### [EXERCISE INPUTS]
------

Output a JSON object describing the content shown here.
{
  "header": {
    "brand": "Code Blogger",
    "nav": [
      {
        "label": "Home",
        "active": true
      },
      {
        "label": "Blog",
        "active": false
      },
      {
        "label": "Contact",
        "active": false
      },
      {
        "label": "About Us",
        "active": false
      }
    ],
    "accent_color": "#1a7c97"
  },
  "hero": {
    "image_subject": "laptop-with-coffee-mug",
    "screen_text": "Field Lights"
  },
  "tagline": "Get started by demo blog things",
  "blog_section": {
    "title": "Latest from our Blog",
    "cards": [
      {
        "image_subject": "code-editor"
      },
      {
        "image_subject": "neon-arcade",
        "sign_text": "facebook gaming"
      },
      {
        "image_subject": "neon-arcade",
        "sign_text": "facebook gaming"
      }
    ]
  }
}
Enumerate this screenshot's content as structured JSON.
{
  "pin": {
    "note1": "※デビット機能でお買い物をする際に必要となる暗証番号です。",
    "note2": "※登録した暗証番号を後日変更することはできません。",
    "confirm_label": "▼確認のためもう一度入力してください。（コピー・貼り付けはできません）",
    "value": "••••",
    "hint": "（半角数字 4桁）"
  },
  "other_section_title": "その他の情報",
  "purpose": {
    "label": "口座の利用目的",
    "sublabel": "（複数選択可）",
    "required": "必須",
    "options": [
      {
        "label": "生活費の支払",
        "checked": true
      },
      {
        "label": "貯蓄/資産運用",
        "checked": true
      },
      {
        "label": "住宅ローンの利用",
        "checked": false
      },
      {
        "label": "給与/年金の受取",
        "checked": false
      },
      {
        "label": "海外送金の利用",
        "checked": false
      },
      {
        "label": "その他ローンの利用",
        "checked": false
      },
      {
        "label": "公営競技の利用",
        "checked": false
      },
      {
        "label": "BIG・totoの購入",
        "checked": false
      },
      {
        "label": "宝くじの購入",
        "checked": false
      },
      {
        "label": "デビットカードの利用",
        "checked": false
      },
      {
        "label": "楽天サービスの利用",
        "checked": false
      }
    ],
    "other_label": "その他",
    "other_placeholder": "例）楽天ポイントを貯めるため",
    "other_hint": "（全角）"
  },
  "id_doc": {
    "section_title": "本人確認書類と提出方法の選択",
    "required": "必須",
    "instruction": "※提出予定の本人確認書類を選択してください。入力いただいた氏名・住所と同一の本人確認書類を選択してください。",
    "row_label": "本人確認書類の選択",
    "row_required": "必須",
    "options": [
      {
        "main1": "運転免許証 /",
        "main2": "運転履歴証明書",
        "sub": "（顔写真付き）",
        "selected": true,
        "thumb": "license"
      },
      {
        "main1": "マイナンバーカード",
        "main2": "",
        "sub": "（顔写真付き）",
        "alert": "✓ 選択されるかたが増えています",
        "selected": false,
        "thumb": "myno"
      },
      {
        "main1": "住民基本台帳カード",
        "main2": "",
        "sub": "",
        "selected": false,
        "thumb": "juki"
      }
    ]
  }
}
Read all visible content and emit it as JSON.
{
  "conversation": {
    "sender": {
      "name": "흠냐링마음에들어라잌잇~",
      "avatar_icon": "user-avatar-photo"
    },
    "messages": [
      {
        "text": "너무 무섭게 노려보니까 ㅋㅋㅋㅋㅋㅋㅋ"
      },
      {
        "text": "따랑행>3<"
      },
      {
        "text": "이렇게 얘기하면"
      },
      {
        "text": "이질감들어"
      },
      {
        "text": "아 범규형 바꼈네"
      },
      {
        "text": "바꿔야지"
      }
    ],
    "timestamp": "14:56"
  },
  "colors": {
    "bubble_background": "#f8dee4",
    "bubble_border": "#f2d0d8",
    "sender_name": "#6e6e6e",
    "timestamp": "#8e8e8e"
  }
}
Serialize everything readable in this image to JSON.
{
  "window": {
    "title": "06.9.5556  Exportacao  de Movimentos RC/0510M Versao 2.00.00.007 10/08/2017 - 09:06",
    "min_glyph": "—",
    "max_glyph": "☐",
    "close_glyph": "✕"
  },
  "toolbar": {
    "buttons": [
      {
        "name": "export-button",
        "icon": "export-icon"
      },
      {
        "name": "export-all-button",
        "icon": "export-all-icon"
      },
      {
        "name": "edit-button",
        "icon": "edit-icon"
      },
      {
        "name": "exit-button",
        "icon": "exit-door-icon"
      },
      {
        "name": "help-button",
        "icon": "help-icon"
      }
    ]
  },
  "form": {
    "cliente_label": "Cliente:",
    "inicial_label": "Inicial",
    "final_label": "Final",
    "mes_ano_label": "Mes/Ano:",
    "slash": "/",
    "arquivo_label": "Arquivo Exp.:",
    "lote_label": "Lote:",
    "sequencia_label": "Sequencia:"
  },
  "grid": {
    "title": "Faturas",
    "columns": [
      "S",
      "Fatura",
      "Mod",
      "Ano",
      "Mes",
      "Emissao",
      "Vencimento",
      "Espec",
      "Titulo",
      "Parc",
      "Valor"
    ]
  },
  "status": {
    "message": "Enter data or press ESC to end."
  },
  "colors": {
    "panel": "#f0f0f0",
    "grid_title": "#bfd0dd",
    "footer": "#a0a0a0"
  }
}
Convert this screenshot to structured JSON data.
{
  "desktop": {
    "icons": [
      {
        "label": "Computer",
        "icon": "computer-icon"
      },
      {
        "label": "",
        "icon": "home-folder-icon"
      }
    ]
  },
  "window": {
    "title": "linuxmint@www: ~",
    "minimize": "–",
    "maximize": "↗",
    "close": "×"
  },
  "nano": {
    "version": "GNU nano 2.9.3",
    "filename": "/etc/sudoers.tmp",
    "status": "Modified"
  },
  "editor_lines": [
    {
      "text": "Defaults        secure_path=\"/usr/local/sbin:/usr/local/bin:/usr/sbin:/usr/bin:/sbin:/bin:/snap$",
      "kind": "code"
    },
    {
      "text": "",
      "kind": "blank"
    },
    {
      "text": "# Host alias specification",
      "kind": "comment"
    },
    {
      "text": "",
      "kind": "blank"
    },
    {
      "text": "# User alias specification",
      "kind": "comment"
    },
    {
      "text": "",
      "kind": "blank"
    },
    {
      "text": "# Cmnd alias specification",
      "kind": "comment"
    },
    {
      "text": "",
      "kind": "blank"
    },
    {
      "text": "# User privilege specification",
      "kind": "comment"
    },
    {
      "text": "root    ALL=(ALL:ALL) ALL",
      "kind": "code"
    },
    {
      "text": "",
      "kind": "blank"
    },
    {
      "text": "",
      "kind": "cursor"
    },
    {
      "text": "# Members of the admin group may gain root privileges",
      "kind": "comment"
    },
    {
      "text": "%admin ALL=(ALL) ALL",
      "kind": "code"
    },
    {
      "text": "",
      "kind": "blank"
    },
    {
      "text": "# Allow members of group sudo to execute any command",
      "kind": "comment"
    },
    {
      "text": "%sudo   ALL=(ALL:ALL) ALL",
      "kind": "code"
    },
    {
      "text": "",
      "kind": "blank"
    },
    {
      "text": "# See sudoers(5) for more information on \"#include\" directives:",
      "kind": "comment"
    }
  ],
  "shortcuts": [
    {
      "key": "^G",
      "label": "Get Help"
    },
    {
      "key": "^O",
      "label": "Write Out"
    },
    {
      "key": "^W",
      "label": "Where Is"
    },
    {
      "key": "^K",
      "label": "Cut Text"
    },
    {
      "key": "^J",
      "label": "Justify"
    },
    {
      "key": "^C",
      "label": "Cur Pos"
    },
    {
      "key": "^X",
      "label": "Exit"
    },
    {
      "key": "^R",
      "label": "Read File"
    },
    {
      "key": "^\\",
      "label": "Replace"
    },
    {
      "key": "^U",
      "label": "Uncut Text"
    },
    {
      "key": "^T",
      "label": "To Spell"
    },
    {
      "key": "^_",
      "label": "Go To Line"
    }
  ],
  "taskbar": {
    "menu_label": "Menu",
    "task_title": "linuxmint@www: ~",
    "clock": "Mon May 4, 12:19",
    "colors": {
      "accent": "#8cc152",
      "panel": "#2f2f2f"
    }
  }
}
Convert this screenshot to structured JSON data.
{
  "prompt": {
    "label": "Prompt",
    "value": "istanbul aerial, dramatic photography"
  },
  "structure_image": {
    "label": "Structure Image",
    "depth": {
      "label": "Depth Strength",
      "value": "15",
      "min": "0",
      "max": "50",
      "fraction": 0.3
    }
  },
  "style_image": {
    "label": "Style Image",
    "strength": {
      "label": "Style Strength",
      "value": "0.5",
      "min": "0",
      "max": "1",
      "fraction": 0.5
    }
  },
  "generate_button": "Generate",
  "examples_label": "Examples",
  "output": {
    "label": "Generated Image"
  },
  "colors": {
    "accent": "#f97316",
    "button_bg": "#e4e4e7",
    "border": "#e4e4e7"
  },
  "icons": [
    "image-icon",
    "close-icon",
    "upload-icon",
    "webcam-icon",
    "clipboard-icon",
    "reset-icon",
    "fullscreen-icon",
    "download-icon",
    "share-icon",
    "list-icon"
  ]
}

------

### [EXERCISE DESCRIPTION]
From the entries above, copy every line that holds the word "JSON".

### [WRITTEN ANSWER]
Output a JSON object describing the content shown here.
Enumerate this screenshot's content as structured JSON.
Read all visible content and emit it as JSON.
Serialize everything readable in this image to JSON.
Convert this screenshot to structured JSON data.
Convert this screenshot to structured JSON data.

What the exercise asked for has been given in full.